● What is expected:
Copy each line below in which the word "shortcut" occurs.

(Entries from a dataset of interfaces)
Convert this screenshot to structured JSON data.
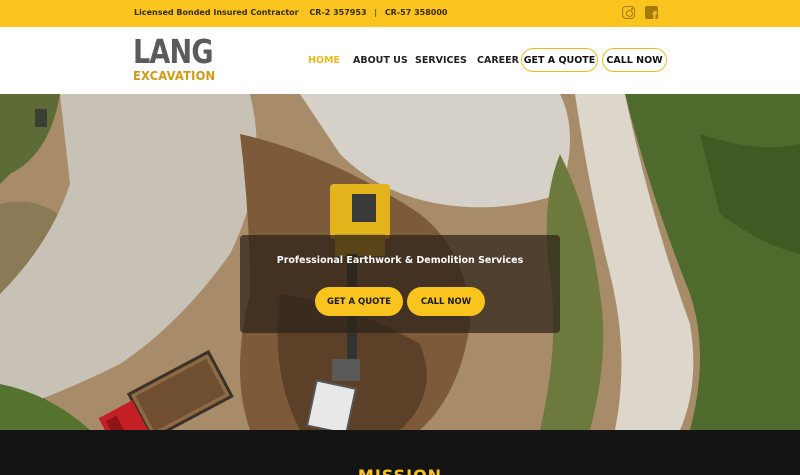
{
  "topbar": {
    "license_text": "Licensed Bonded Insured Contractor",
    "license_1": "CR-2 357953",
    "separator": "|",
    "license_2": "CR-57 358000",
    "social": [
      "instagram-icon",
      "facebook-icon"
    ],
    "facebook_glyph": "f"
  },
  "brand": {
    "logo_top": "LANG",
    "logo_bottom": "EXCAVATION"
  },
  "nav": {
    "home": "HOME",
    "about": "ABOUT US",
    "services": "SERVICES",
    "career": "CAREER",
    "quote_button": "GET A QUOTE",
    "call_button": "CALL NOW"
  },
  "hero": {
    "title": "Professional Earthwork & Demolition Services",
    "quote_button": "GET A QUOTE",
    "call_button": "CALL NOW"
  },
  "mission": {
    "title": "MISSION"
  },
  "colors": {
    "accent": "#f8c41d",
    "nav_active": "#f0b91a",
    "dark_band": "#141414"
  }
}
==
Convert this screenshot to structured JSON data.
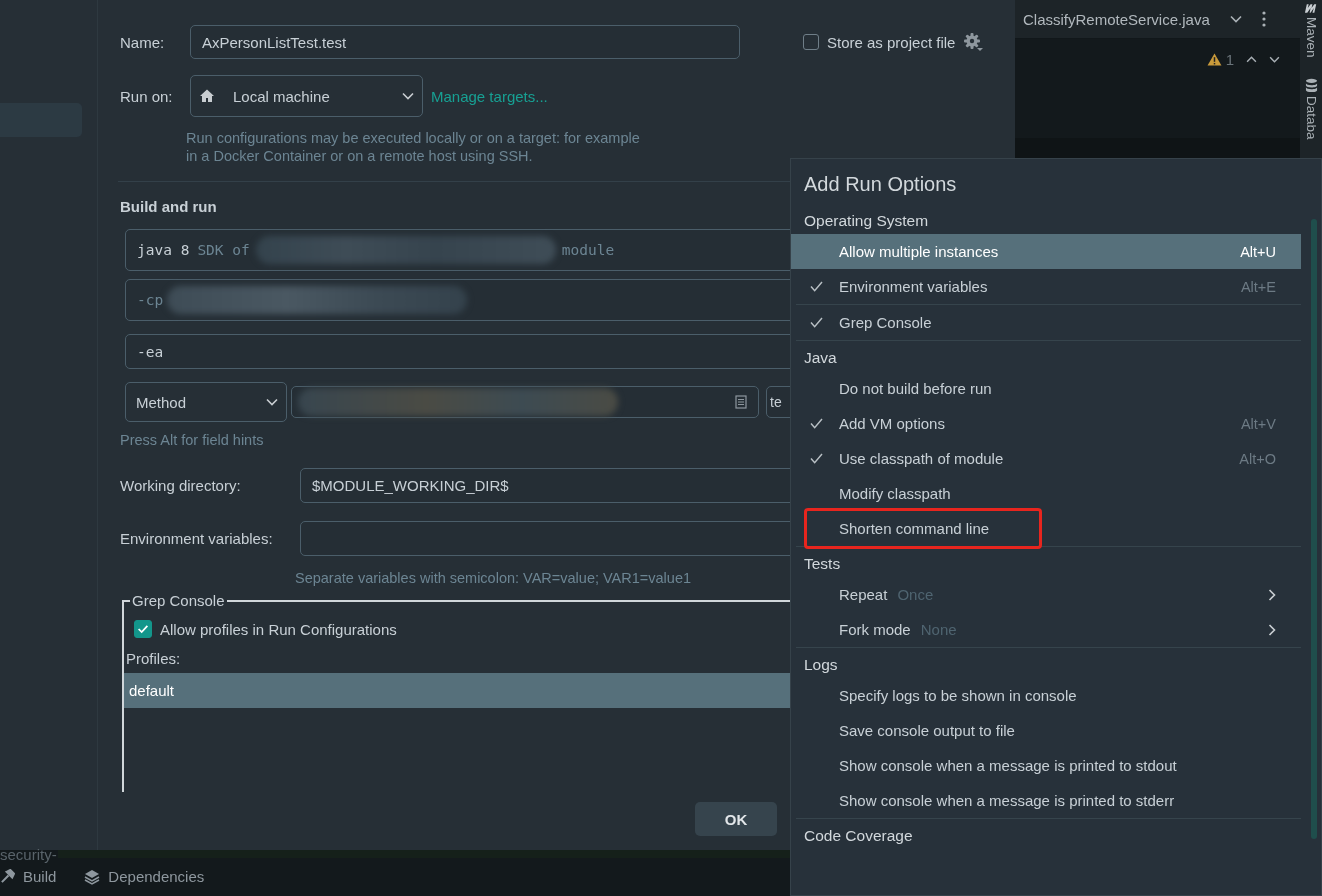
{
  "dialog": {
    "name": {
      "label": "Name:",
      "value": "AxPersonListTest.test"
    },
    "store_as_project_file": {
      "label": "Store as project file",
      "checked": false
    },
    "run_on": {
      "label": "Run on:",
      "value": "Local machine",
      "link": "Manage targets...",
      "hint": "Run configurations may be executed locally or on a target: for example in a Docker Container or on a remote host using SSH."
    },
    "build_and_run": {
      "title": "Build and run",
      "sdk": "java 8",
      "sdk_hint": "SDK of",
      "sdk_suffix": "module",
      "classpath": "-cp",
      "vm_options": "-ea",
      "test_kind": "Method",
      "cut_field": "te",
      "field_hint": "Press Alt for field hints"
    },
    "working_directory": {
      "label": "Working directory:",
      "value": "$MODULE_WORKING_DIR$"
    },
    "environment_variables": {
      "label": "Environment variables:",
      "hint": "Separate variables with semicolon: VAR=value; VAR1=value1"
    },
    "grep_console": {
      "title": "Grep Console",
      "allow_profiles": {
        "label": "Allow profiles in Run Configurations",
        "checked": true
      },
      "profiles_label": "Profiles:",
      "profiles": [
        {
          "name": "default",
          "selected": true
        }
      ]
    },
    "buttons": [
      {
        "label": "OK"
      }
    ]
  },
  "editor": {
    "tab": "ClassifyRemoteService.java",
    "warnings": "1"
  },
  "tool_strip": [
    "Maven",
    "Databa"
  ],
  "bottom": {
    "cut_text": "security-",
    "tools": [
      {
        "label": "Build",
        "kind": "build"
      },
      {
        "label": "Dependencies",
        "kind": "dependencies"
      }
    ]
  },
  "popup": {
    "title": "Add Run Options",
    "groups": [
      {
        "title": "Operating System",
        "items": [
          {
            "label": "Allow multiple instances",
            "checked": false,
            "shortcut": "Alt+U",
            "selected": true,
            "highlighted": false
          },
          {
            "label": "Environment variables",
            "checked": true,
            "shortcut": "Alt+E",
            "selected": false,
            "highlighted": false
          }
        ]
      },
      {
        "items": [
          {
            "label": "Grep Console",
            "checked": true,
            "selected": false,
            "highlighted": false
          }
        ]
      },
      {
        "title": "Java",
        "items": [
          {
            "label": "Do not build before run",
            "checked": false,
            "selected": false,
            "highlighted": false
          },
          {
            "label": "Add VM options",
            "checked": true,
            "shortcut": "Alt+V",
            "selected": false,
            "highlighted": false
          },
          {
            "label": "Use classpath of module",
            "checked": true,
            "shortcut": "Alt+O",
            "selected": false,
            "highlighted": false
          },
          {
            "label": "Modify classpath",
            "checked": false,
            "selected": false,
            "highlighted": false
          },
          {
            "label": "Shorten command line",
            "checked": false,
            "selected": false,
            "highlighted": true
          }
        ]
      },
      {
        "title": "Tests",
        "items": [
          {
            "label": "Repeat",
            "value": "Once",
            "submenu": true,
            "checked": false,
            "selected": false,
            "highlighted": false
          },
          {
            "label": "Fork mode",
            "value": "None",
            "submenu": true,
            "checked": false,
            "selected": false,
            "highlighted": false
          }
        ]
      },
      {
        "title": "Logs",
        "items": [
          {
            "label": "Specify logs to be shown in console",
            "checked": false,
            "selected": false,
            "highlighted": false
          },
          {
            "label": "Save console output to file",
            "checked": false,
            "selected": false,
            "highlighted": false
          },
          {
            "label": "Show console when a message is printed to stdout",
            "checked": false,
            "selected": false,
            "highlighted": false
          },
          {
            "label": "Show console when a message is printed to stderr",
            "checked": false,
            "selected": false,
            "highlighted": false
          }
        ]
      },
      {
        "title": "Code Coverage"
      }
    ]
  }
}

● Answer box:
            "shortcut": "Alt+U",
            "shortcut": "Alt+E",
            "shortcut": "Alt+V",
            "shortcut": "Alt+O",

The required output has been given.